When was a melancholic ever uplifed by a "chin up" and a reference to the fact that his situation is, in objective terms, enviable. In antiquity, melancholy – a well-known emotional condition – was defined as an "excess of black gall" which had "gushed into the blood." No subsequent explanation, from Kierkegaard to Freud, was able to meet the power and poetry of this description. Freud's definition of melancholy is good for a parenthesis at best; among other symptoms he refers to "the debasement of self-worth, expressed in insults and accusations against the self."

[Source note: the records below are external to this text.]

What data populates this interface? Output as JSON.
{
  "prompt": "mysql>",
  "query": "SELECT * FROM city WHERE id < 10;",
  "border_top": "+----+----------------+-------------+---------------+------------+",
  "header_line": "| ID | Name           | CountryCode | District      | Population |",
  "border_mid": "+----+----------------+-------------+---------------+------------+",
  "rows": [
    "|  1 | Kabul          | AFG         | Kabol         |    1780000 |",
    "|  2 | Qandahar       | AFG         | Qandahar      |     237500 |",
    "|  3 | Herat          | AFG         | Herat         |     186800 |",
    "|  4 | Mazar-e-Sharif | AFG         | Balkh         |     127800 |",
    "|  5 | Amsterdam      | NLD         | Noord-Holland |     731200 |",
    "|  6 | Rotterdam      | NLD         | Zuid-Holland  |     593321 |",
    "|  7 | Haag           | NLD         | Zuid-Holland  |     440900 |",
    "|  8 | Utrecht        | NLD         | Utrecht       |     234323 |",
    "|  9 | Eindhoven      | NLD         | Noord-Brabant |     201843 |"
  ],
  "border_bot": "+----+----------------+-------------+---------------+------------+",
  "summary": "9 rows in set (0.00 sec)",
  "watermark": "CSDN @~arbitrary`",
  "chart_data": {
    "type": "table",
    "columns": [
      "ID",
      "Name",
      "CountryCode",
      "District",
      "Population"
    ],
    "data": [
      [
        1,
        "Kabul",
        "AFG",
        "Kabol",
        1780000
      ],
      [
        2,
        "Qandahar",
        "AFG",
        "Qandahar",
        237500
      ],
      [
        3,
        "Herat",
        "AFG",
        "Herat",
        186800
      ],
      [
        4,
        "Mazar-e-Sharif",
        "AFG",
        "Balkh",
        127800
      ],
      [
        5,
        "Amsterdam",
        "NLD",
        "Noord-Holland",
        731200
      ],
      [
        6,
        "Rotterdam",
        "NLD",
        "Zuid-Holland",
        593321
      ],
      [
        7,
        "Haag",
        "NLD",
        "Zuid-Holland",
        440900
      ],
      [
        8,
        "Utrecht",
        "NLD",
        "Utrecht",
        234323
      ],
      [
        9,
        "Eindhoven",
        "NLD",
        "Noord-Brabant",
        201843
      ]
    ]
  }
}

It has often been remarked that Germans suffer from a highly irritable sense of self-worth, maybe even an infectious self-hatred. Also, that there are good reasons for this dysfunction – and not just since Auschwitz. But nonetheless, there's the question of the chicken and the egg: is the lack of self-love a result of Hitlerism or is Hitlerism a result of this lack?

In the last years, German melancholy has been on the increase. Since the end of the war, the singular German crime – after an almost twenty year period of repression – has pushed its way to the fore. Knowledge of this crime has expanded greatly; on the various anniversaries, viewers are confronted with ever more pictures and documentations in television. The art of teaching children and the children of the war about this German crime without generating something like a feeling of guilt, seems to have not yet been discovered – despite the guilt-induced obligation to distinguish between guilt and responsibility. The attempts of the German government to establish the "totally normal German people" in the international community remain unconvincing because any attempt to present a "nation" as normal tends to demonstrate the opposite.

Halfway "normal" peoples want under no circumstances to appear "totally normal", but rather unmistakable, extraordinary, unique, excellent – think only of the French myth of the "grande nation" or the American self-aggrandizement as "the greatest nation in the history of mankind." The self-worth of the Germans is and remains damaged; an awareness of this damage is probably much more acute today than it was 30 or 40 years ago.

The recognition of this damage is no occasion for pride, but rather the basis of a new and cautious self-confidence. In any event, melancholics and doubters are preferable to cholerics and megalomaniacs. The simple statement of a young person who finds it "ok" to be German expresses more optimism than all calls for "more national pride" and a German "Leitkultur" (defining culture).

By the way, there is one people in Europe that is more pessimistic than the Germans. But the Italians draw very different conclusions from their notorious distrust of the future: Carpe diem! One celebrates the moment and lives with abandon in the present. And an Italian would rather be drawn and quartered than buy a pre-packaged beef filet at Plus.

A list of international scrooges:

Savings rates 2004 (percentage of savings from income)
France 11,8 %
Italy 11,5 %
Germany 10,5 %
Norway 10,2 %
Ireland 9,9 %
Switzerland 8,9 %
Austria 8,3 %
Netherlands 7,3 %
Japan 6,9 %
Finland 2,7 %
USA 1,8 %
Australia -3,0 %
Source: OECD Economic Outlook 78 Database


This article originally appeared in German in Die Zeit on January 12, 2006.

Peter Schneider, born 1940 in Lübeck, is a Berlin-based writer. His latest novel "Skylla" was published in 2005 by Rowohlt.

translation: nb - let's talk european